▸ **YOUR OBJECTIVE**
This exercise asks for an exact copy of every entry below, with pictures omitted.

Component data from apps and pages
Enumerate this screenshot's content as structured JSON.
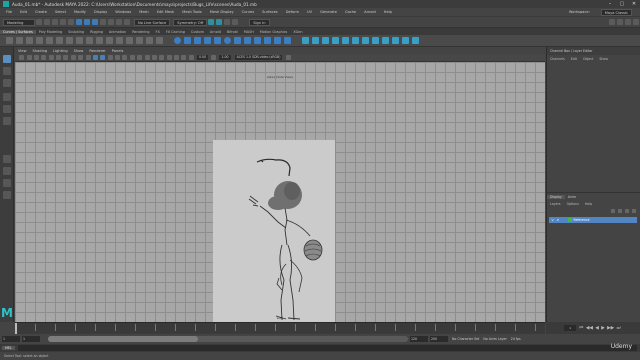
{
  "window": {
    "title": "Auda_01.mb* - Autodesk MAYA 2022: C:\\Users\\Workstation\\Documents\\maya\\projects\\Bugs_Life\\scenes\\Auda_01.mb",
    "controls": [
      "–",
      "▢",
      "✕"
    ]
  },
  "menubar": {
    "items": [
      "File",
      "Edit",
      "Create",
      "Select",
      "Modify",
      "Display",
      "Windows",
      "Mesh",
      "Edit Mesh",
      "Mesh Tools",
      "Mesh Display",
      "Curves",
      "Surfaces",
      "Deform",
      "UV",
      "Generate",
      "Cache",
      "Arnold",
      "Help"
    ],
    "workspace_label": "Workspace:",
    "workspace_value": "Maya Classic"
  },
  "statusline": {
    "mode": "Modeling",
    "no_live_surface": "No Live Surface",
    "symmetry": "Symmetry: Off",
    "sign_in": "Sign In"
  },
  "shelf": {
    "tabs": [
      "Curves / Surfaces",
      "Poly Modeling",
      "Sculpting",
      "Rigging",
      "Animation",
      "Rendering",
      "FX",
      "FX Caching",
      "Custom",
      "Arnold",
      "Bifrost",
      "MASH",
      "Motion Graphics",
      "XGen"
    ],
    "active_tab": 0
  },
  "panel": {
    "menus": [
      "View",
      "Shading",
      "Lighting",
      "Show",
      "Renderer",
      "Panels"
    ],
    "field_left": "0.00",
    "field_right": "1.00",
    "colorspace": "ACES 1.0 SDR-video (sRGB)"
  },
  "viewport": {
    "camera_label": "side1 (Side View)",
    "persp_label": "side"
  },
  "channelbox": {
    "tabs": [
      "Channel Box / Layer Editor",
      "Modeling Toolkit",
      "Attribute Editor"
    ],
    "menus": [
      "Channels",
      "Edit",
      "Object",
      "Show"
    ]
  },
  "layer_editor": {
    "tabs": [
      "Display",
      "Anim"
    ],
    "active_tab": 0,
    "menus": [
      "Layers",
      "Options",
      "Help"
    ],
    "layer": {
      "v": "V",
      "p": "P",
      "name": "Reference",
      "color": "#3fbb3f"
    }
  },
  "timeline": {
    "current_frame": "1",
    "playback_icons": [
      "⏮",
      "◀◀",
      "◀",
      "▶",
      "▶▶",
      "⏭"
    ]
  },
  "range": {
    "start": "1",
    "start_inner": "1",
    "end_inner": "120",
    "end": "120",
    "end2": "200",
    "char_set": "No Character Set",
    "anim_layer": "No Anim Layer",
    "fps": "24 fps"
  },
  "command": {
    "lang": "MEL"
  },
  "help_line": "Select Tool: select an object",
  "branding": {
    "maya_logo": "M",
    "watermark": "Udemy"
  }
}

▸ **TASK RESULT**
Enumerate this screenshot's content as structured JSON.
{
  "window": {
    "title": "Auda_01.mb* - Autodesk MAYA 2022: C:\\Users\\Workstation\\Documents\\maya\\projects\\Bugs_Life\\scenes\\Auda_01.mb",
    "controls": [
      "–",
      "▢",
      "✕"
    ]
  },
  "menubar": {
    "items": [
      "File",
      "Edit",
      "Create",
      "Select",
      "Modify",
      "Display",
      "Windows",
      "Mesh",
      "Edit Mesh",
      "Mesh Tools",
      "Mesh Display",
      "Curves",
      "Surfaces",
      "Deform",
      "UV",
      "Generate",
      "Cache",
      "Arnold",
      "Help"
    ],
    "workspace_label": "Workspace:",
    "workspace_value": "Maya Classic"
  },
  "statusline": {
    "mode": "Modeling",
    "no_live_surface": "No Live Surface",
    "symmetry": "Symmetry: Off",
    "sign_in": "Sign In"
  },
  "shelf": {
    "tabs": [
      "Curves / Surfaces",
      "Poly Modeling",
      "Sculpting",
      "Rigging",
      "Animation",
      "Rendering",
      "FX",
      "FX Caching",
      "Custom",
      "Arnold",
      "Bifrost",
      "MASH",
      "Motion Graphics",
      "XGen"
    ],
    "active_tab": 0
  },
  "panel": {
    "menus": [
      "View",
      "Shading",
      "Lighting",
      "Show",
      "Renderer",
      "Panels"
    ],
    "field_left": "0.00",
    "field_right": "1.00",
    "colorspace": "ACES 1.0 SDR-video (sRGB)"
  },
  "viewport": {
    "camera_label": "side1 (Side View)",
    "persp_label": "side"
  },
  "channelbox": {
    "tabs": [
      "Channel Box / Layer Editor",
      "Modeling Toolkit",
      "Attribute Editor"
    ],
    "menus": [
      "Channels",
      "Edit",
      "Object",
      "Show"
    ]
  },
  "layer_editor": {
    "tabs": [
      "Display",
      "Anim"
    ],
    "active_tab": 0,
    "menus": [
      "Layers",
      "Options",
      "Help"
    ],
    "layer": {
      "v": "V",
      "p": "P",
      "name": "Reference",
      "color": "#3fbb3f"
    }
  },
  "timeline": {
    "current_frame": "1",
    "playback_icons": [
      "⏮",
      "◀◀",
      "◀",
      "▶",
      "▶▶",
      "⏭"
    ]
  },
  "range": {
    "start": "1",
    "start_inner": "1",
    "end_inner": "120",
    "end": "120",
    "end2": "200",
    "char_set": "No Character Set",
    "anim_layer": "No Anim Layer",
    "fps": "24 fps"
  },
  "command": {
    "lang": "MEL"
  },
  "help_line": "Select Tool: select an object",
  "branding": {
    "maya_logo": "M",
    "watermark": "Udemy"
  }
}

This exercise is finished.